These Are the Safest Sunscreens for Your Skin and the Environment, According to the EWG
Save face (and arm, leg, torso...you get the idea) with these safe and expert-approved SPFs.
With Memorial Day unofficially kicking off summer, and with quarantine season 2 months in, many Americans are itching to enjoy the great outdoors. But as you prepare to head out, don't forget to cover up.
Far too many of us don't: About 5 in 6 men and 2 in 3 women fail to regularly apply sunscreen prior to being in the sun for more than one hour, reports the CDC.
To make it easier to stock up on safe sunscreens, the Environmental Working Group (EWG) just released their 14th Annual Sunscreen Guide. The non-profit put more than 1,300 SPF products through the paces and found that only about 25% offer enough protection—and avoid questionable ingredients—to be safe (for you and the environment) and effective.
Check out the approved products here:
The EWG also offers a handy search tool at the top of each category's list so you can check up on any products that you already own.
To get Sunscreen Guide-approved, each spray or lotion must meet this criteria below, which is helpful for us all to keep in mind as we spend more (SPF-protected) time in the sun.
5 Tips to Pick a Safer Sunscreen
Seek out broad-spectrum UVA protection.

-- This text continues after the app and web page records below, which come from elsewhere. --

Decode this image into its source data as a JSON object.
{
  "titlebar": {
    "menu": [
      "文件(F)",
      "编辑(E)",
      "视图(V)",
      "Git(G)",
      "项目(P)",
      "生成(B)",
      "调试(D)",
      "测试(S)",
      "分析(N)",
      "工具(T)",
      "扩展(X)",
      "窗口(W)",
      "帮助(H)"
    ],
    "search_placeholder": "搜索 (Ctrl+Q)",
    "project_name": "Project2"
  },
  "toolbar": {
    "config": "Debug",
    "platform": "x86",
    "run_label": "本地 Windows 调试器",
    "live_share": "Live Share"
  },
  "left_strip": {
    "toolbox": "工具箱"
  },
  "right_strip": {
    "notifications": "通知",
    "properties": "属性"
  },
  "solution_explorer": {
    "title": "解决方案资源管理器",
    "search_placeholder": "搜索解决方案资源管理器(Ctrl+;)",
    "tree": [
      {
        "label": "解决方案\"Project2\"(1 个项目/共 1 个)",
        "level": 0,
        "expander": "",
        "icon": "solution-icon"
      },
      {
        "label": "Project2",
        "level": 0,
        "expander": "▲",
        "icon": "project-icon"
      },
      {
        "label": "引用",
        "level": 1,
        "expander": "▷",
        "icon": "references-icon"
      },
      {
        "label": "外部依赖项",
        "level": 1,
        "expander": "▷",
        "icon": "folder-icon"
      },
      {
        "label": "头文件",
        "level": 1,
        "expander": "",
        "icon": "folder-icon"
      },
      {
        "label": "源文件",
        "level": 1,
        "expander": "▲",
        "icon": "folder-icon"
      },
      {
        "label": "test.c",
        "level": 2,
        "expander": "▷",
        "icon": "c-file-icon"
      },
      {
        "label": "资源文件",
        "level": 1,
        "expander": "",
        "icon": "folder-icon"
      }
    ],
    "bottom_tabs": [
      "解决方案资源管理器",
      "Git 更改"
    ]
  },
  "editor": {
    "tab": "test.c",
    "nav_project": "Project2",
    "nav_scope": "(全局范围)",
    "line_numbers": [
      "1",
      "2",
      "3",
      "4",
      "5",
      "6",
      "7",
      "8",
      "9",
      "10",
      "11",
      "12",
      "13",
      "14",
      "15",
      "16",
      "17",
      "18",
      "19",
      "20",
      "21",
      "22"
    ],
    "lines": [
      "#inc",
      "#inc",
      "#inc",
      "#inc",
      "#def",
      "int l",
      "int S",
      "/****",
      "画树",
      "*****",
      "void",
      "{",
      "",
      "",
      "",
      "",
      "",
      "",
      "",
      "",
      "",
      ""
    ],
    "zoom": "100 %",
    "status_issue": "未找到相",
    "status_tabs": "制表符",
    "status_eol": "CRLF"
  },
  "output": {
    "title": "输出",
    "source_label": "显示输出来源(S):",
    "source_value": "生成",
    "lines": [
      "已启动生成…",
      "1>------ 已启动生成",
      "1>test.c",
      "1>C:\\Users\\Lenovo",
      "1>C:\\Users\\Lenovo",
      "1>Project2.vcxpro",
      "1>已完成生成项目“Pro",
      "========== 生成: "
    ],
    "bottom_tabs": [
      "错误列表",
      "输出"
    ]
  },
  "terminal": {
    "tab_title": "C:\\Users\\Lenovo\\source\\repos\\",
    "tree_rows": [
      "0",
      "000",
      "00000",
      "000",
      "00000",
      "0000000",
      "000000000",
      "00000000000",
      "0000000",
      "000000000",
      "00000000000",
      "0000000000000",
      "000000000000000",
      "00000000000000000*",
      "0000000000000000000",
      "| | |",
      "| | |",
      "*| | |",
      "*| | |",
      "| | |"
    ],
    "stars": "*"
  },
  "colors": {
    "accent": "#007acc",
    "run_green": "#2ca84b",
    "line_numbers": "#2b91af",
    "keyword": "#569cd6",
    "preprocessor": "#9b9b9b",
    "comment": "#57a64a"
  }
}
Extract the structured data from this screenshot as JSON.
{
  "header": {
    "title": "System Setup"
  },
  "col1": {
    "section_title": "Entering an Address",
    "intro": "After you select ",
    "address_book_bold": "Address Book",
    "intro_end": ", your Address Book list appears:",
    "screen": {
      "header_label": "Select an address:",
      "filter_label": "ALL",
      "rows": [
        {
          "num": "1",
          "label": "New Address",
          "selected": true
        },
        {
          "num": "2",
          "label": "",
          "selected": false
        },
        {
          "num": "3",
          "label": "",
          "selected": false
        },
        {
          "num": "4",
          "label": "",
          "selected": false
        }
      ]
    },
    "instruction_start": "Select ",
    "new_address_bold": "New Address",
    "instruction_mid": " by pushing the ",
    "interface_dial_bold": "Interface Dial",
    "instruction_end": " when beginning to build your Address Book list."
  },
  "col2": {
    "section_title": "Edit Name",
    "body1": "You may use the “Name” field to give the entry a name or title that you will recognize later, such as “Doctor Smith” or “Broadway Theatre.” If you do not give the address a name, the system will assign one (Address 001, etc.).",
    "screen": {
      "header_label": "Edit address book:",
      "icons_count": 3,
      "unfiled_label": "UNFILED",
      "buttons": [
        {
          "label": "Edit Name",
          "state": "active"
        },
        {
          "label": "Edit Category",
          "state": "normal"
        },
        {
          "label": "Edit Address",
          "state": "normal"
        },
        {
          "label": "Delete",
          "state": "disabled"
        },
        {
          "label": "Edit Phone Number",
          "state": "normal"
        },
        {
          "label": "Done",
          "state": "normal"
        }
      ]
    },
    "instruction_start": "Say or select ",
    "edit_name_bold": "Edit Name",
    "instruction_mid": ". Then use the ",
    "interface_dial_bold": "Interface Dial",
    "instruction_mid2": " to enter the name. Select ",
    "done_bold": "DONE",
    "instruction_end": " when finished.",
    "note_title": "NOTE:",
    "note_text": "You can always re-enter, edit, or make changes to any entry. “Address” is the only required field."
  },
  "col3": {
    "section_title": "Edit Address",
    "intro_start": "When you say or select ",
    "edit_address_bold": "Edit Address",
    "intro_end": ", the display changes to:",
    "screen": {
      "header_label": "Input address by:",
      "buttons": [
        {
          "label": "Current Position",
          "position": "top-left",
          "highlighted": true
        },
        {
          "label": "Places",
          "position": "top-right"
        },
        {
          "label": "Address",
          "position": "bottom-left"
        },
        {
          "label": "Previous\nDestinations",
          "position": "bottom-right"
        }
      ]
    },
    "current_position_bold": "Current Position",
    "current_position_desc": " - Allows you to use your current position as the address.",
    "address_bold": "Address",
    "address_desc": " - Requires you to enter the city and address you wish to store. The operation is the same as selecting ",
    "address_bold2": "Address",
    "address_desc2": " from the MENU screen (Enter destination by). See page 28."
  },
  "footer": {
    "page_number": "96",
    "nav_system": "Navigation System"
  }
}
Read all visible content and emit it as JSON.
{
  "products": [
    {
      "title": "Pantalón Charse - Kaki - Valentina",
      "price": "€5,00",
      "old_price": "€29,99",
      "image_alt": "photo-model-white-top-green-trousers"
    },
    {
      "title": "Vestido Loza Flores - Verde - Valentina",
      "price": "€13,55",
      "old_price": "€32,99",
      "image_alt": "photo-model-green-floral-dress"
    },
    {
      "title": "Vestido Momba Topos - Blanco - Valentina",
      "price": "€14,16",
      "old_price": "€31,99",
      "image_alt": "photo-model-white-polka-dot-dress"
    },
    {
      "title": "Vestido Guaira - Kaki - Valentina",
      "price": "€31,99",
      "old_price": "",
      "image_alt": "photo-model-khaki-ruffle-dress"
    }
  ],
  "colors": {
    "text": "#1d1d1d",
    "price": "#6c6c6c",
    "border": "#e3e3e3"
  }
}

There are two types of ultraviolet (UV) rays produced by the sun's energy. UVB rays cause surface damage and burning, while UVA rays dive deeper and lead to skin aging. While UVA and UVB can both harm cells, UVA penetrates the skin to genetically alter cells at layers that are more likely to be impacted by skin cancers. Plus, according to the Skin Cancer Foundation, UVA rays account for 95 percent of total UV that reaches the earth.
Stick to SPF 50.
Anything that claims to protect more rays than that "give users a false sense of protection, leading to overexposure to UVA rays that increase the risk of long-term skin damage and cancer," says the EWG. That's because a crazy-high number (say, 100 SPF) may lead people to believe they can safely stay in the sun for hours longer than a SPF 50, when that's not the case.
Plus, these mainly focus on blocking those UVB rays (that lead to burning) rather than UVA ones (which, as we mentioned, are more prominent and more potentially carcinogenic).
As a refresher, the SPF of a sunscreen explains how long the UV rays might take to redden your skin when the product is used exactly as directed. So if you apply a SPF 50, it would take 50 times longer for your skin to burn compared to using no skin protection.
Stick with sunscreen rather than combo products.
Use a separate insect repellant, if needed, rather than a spray or lotion that claims to protect from rays and pests all at once.
This occasional sunscreen ingredient is a potential allergen, has been found to be absorbed into the skin (for days after application) and might make its way into your bloodstream and disrupt the function of your endocrine system, the EWG explains. Instead, look for zinc oxide or titanium dioxide. Current research says that these sunscreen active ingredients are safe for human use.